-- Source material follows --

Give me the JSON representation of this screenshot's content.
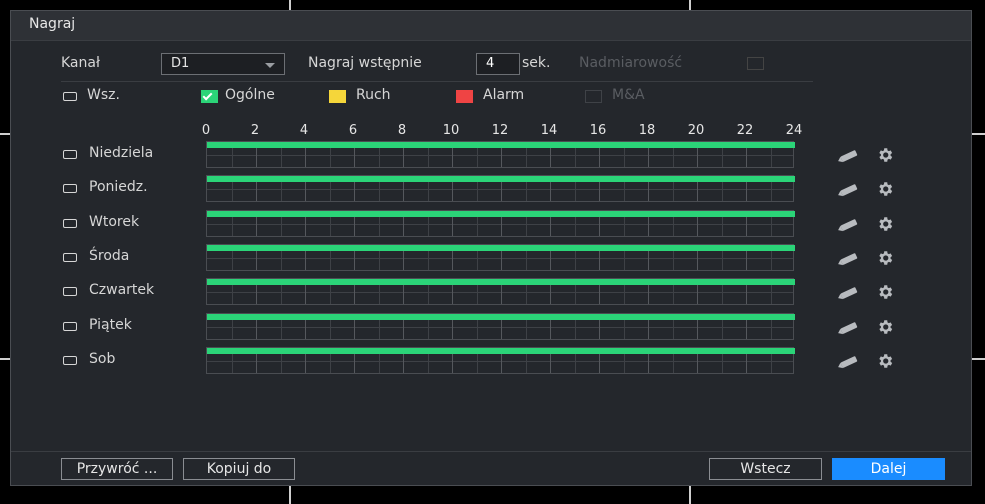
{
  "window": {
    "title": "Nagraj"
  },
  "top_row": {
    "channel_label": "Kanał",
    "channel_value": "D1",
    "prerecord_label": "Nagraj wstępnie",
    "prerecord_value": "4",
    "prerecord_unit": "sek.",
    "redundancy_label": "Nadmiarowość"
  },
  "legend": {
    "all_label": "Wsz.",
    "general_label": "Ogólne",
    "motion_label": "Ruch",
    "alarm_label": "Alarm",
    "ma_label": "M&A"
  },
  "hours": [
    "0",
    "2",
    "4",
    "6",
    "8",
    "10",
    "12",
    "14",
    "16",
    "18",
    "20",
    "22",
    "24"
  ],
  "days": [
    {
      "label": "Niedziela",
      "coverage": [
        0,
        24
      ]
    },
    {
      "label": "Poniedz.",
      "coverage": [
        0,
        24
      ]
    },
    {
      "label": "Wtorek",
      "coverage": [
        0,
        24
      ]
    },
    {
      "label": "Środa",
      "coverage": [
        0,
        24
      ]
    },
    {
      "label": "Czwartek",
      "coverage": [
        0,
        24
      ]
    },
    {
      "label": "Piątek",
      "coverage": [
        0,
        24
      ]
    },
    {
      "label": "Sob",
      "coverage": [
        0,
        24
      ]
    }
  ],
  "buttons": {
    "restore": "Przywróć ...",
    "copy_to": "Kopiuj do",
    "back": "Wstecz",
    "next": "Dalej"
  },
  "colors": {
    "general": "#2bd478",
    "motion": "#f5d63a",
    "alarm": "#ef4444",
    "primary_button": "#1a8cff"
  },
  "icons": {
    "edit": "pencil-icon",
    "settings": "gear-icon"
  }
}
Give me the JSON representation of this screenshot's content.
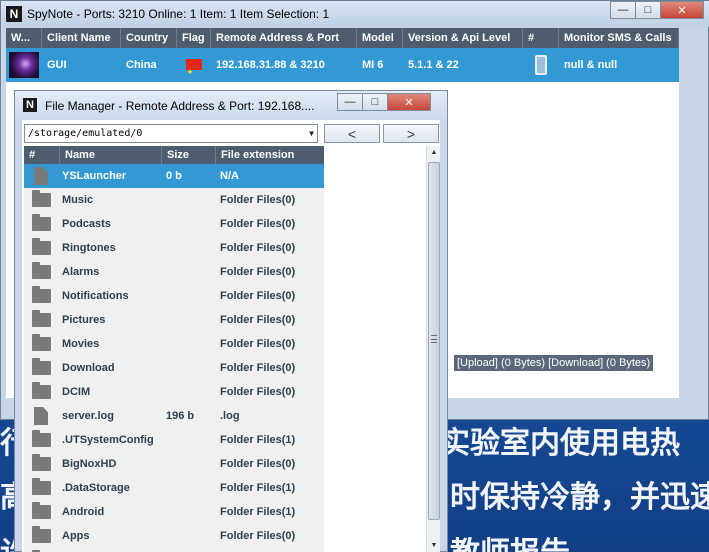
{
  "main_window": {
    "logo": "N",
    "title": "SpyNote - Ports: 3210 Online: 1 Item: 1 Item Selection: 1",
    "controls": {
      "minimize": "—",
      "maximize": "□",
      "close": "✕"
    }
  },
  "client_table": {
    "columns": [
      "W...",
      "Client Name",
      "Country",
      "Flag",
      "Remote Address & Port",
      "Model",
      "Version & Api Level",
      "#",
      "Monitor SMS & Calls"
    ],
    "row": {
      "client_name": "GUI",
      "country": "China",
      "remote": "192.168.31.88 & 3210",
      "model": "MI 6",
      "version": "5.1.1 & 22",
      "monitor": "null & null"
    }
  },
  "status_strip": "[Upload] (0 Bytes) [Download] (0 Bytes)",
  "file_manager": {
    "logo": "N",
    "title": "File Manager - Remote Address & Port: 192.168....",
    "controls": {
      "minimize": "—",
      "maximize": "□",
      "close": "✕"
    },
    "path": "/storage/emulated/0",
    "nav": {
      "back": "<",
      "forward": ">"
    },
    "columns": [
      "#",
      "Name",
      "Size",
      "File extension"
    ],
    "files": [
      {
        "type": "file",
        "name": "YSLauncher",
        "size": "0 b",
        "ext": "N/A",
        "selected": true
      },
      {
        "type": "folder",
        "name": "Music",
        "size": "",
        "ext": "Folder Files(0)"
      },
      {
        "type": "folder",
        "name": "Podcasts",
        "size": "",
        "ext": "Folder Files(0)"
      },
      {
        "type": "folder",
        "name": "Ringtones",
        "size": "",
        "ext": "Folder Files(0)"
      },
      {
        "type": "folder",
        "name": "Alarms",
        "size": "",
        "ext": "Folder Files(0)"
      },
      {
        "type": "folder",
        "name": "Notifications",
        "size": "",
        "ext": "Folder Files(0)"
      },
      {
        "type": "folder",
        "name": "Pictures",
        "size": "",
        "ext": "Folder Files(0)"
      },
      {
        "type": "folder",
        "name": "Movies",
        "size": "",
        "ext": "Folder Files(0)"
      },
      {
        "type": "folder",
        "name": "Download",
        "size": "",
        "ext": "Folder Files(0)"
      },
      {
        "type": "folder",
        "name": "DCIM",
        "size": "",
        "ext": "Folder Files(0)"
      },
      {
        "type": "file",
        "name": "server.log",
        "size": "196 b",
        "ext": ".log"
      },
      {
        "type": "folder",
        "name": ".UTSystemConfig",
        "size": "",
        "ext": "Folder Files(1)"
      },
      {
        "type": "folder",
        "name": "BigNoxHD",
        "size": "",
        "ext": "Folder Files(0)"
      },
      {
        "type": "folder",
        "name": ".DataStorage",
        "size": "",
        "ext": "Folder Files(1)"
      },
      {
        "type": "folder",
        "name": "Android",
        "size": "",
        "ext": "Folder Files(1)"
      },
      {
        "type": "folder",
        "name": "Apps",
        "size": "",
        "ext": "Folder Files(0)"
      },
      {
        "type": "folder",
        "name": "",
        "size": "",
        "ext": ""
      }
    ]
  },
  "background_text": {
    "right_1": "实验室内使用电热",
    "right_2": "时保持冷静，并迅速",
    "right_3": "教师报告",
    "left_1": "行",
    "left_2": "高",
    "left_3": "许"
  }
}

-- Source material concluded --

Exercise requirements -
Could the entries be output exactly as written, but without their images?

Exercise answer -
Give me the JSON representation of this screenshot's content.
{
  "window": {
    "title": "Nagraj"
  },
  "top_row": {
    "channel_label": "Kanał",
    "channel_value": "D1",
    "prerecord_label": "Nagraj wstępnie",
    "prerecord_value": "4",
    "prerecord_unit": "sek.",
    "redundancy_label": "Nadmiarowość"
  },
  "legend": {
    "all_label": "Wsz.",
    "general_label": "Ogólne",
    "motion_label": "Ruch",
    "alarm_label": "Alarm",
    "ma_label": "M&A"
  },
  "hours": [
    "0",
    "2",
    "4",
    "6",
    "8",
    "10",
    "12",
    "14",
    "16",
    "18",
    "20",
    "22",
    "24"
  ],
  "days": [
    {
      "label": "Niedziela",
      "coverage": [
        0,
        24
      ]
    },
    {
      "label": "Poniedz.",
      "coverage": [
        0,
        24
      ]
    },
    {
      "label": "Wtorek",
      "coverage": [
        0,
        24
      ]
    },
    {
      "label": "Środa",
      "coverage": [
        0,
        24
      ]
    },
    {
      "label": "Czwartek",
      "coverage": [
        0,
        24
      ]
    },
    {
      "label": "Piątek",
      "coverage": [
        0,
        24
      ]
    },
    {
      "label": "Sob",
      "coverage": [
        0,
        24
      ]
    }
  ],
  "buttons": {
    "restore": "Przywróć ...",
    "copy_to": "Kopiuj do",
    "back": "Wstecz",
    "next": "Dalej"
  },
  "colors": {
    "general": "#2bd478",
    "motion": "#f5d63a",
    "alarm": "#ef4444",
    "primary_button": "#1a8cff"
  },
  "icons": {
    "edit": "pencil-icon",
    "settings": "gear-icon"
  }
}
Give me the JSON representation of this screenshot's content.
{
  "main_window": {
    "logo": "N",
    "title": "SpyNote - Ports: 3210 Online: 1 Item: 1 Item Selection: 1",
    "controls": {
      "minimize": "—",
      "maximize": "□",
      "close": "✕"
    }
  },
  "client_table": {
    "columns": [
      "W...",
      "Client Name",
      "Country",
      "Flag",
      "Remote Address & Port",
      "Model",
      "Version & Api Level",
      "#",
      "Monitor SMS & Calls"
    ],
    "row": {
      "client_name": "GUI",
      "country": "China",
      "remote": "192.168.31.88 & 3210",
      "model": "MI 6",
      "version": "5.1.1 & 22",
      "monitor": "null & null"
    }
  },
  "status_strip": "[Upload] (0 Bytes) [Download] (0 Bytes)",
  "file_manager": {
    "logo": "N",
    "title": "File Manager - Remote Address & Port: 192.168....",
    "controls": {
      "minimize": "—",
      "maximize": "□",
      "close": "✕"
    },
    "path": "/storage/emulated/0",
    "nav": {
      "back": "<",
      "forward": ">"
    },
    "columns": [
      "#",
      "Name",
      "Size",
      "File extension"
    ],
    "files": [
      {
        "type": "file",
        "name": "YSLauncher",
        "size": "0 b",
        "ext": "N/A",
        "selected": true
      },
      {
        "type": "folder",
        "name": "Music",
        "size": "",
        "ext": "Folder Files(0)"
      },
      {
        "type": "folder",
        "name": "Podcasts",
        "size": "",
        "ext": "Folder Files(0)"
      },
      {
        "type": "folder",
        "name": "Ringtones",
        "size": "",
        "ext": "Folder Files(0)"
      },
      {
        "type": "folder",
        "name": "Alarms",
        "size": "",
        "ext": "Folder Files(0)"
      },
      {
        "type": "folder",
        "name": "Notifications",
        "size": "",
        "ext": "Folder Files(0)"
      },
      {
        "type": "folder",
        "name": "Pictures",
        "size": "",
        "ext": "Folder Files(0)"
      },
      {
        "type": "folder",
        "name": "Movies",
        "size": "",
        "ext": "Folder Files(0)"
      },
      {
        "type": "folder",
        "name": "Download",
        "size": "",
        "ext": "Folder Files(0)"
      },
      {
        "type": "folder",
        "name": "DCIM",
        "size": "",
        "ext": "Folder Files(0)"
      },
      {
        "type": "file",
        "name": "server.log",
        "size": "196 b",
        "ext": ".log"
      },
      {
        "type": "folder",
        "name": ".UTSystemConfig",
        "size": "",
        "ext": "Folder Files(1)"
      },
      {
        "type": "folder",
        "name": "BigNoxHD",
        "size": "",
        "ext": "Folder Files(0)"
      },
      {
        "type": "folder",
        "name": ".DataStorage",
        "size": "",
        "ext": "Folder Files(1)"
      },
      {
        "type": "folder",
        "name": "Android",
        "size": "",
        "ext": "Folder Files(1)"
      },
      {
        "type": "folder",
        "name": "Apps",
        "size": "",
        "ext": "Folder Files(0)"
      },
      {
        "type": "folder",
        "name": "",
        "size": "",
        "ext": ""
      }
    ]
  },
  "background_text": {
    "right_1": "实验室内使用电热",
    "right_2": "时保持冷静，并迅速",
    "right_3": "教师报告",
    "left_1": "行",
    "left_2": "高",
    "left_3": "许"
  }
}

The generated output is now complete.